We can go round and round about this subject. So let's not. Best I can offer is a couple anecdotes, then I'll leave the room.
In the late 50's I mounted several silver paper prints to wildly non-archival Crescent matte board. Because nobody new how to spell Archival then. At my teacher's insistence I dutifully did separate drying and then attachment presses. Those pieces are still perfectly attached, thanks in no doubt to the de-humidifying steps which is the secret of long lived dry mounting. The acidic mount board is turning yellow but so far 54 years down the road the layer of tissue seems to be acting like a barrier, which considering the images may or may not be a good thing.
OTOH, have not had happy experiences with adhesive mounting, with many failures and defects in the range of just a few years.

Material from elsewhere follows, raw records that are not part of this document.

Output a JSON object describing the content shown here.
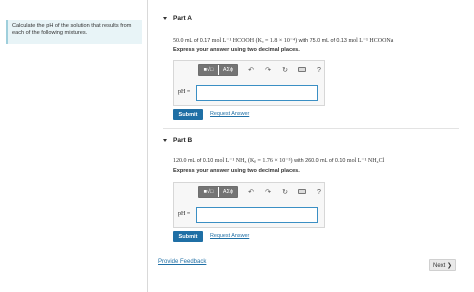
{
  "instruction": "Calculate the pH of the solution that results from each of the following mixtures.",
  "partA": {
    "title": "Part A",
    "q_amount1": "50.0",
    "q_unit1": "mL of 0.17",
    "q_expr1": "mol L⁻¹ HCOOH (Kₐ = 1.8 × 10⁻⁴)",
    "q_with": "with 75.0",
    "q_unit2": "mL of 0.13",
    "q_expr2": "mol L⁻¹ HCOONa",
    "directions": "Express your answer using two decimal places.",
    "input_label": "pH =",
    "input_value": "",
    "submit": "Submit",
    "request": "Request Answer"
  },
  "partB": {
    "title": "Part B",
    "q_amount1": "120.0",
    "q_unit1": "mL of 0.10",
    "q_expr1": "mol L⁻¹ NH₃ (Kᵦ = 1.76 × 10⁻⁵)",
    "q_with": "with 260.0",
    "q_unit2": "mL of 0.10",
    "q_expr2": "mol L⁻¹ NH₄Cl",
    "directions": "Express your answer using two decimal places.",
    "input_label": "pH =",
    "input_value": "",
    "submit": "Submit",
    "request": "Request Answer"
  },
  "toolbar": {
    "templates_label": "■√□",
    "symbols_label": "AΣϕ",
    "undo_icon": "↶",
    "redo_icon": "↷",
    "reset_icon": "↻",
    "help_label": "?"
  },
  "footer": {
    "feedback": "Provide Feedback",
    "next": "Next ❯"
  }
}
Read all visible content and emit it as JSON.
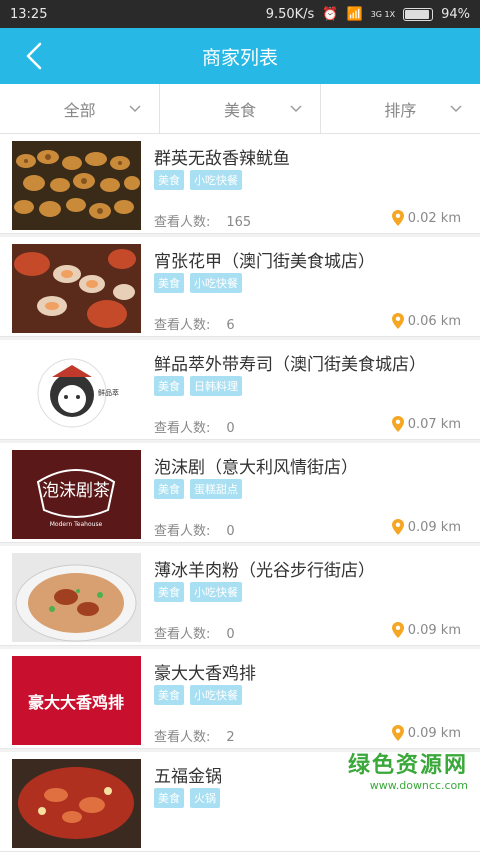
{
  "status_bar": {
    "time": "13:25",
    "speed": "9.50K/s",
    "network": "3G 1X",
    "battery": "94%",
    "battery_level": 0.94
  },
  "header": {
    "title": "商家列表"
  },
  "filters": [
    {
      "label": "全部"
    },
    {
      "label": "美食"
    },
    {
      "label": "排序"
    }
  ],
  "views_label": "查看人数:",
  "merchants": [
    {
      "name": "群英无敌香辣鱿鱼",
      "tags": [
        "美食",
        "小吃快餐"
      ],
      "views": "165",
      "distance": "0.02 km"
    },
    {
      "name": "宵张花甲（澳门街美食城店）",
      "tags": [
        "美食",
        "小吃快餐"
      ],
      "views": "6",
      "distance": "0.06 km"
    },
    {
      "name": "鲜品萃外带寿司（澳门街美食城店）",
      "tags": [
        "美食",
        "日韩料理"
      ],
      "views": "0",
      "distance": "0.07 km"
    },
    {
      "name": "泡沫剧（意大利风情街店）",
      "tags": [
        "美食",
        "蛋糕甜点"
      ],
      "views": "0",
      "distance": "0.09 km"
    },
    {
      "name": "薄冰羊肉粉（光谷步行街店）",
      "tags": [
        "美食",
        "小吃快餐"
      ],
      "views": "0",
      "distance": "0.09 km"
    },
    {
      "name": "豪大大香鸡排",
      "tags": [
        "美食",
        "小吃快餐"
      ],
      "views": "2",
      "distance": "0.09 km"
    },
    {
      "name": "五福金锅",
      "tags": [
        "美食",
        "火锅"
      ],
      "views": "",
      "distance": ""
    }
  ],
  "thumb_text": {
    "sushi_brand": "鲜品萃",
    "teahouse_cn": "泡沫剧茶",
    "teahouse_en": "Modern Teahouse",
    "chicken": "豪大大香鸡排"
  },
  "watermark": {
    "line1": "绿色资源网",
    "line2": "www.downcc.com"
  },
  "colors": {
    "header": "#27b8e6",
    "tag": "#a9dff2",
    "pin": "#f5a623",
    "watermark": "#3aa83a"
  }
}
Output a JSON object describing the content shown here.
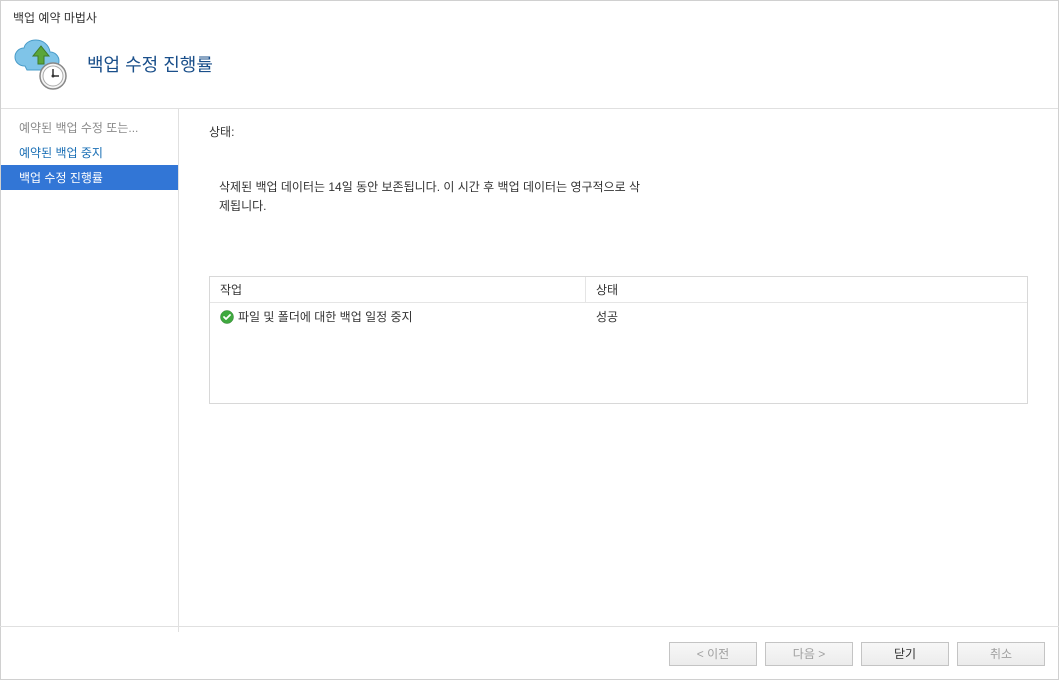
{
  "window": {
    "title": "백업 예약 마법사"
  },
  "header": {
    "title": "백업 수정 진행률"
  },
  "sidebar": {
    "items": [
      {
        "label": "예약된 백업 수정 또는...",
        "state": "disabled"
      },
      {
        "label": "예약된 백업 중지",
        "state": "normal"
      },
      {
        "label": "백업 수정 진행률",
        "state": "active"
      }
    ]
  },
  "main": {
    "status_label": "상태:",
    "status_message": "삭제된 백업 데이터는 14일 동안 보존됩니다. 이 시간 후 백업 데이터는 영구적으로 삭제됩니다.",
    "table": {
      "headers": {
        "task": "작업",
        "status": "상태"
      },
      "rows": [
        {
          "task": "파일 및 폴더에 대한 백업 일정 중지",
          "status": "성공",
          "icon": "success"
        }
      ]
    }
  },
  "buttons": {
    "previous": "< 이전",
    "next": "다음 >",
    "close": "닫기",
    "cancel": "취소"
  }
}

Will not burden you with my woes in that regard.
And yeah, hinge or corner mounting is chemically archival, but they allow anything but the smallest vertically mounted prints to warp in the range of a few months to years.
So what's a framer to do? Hint...a fair number of folks with non-mounted prints in a frame go sort of crazy as they watch their prints slowly curl and warp as the months and years tick by. So they take them to framer to be "flattened" as by dry mounting, and framah is my witness. Personally, I no longer drymount, adhesive mount, or engage in any form of hinge mounting.
And persons wishing their work to last forever should work in chalk pastels on gold panels, and store their art in deep, dark caves under a pyramid with only neutrinos for company. Because for pieces of Art, the price of Admiration is Death.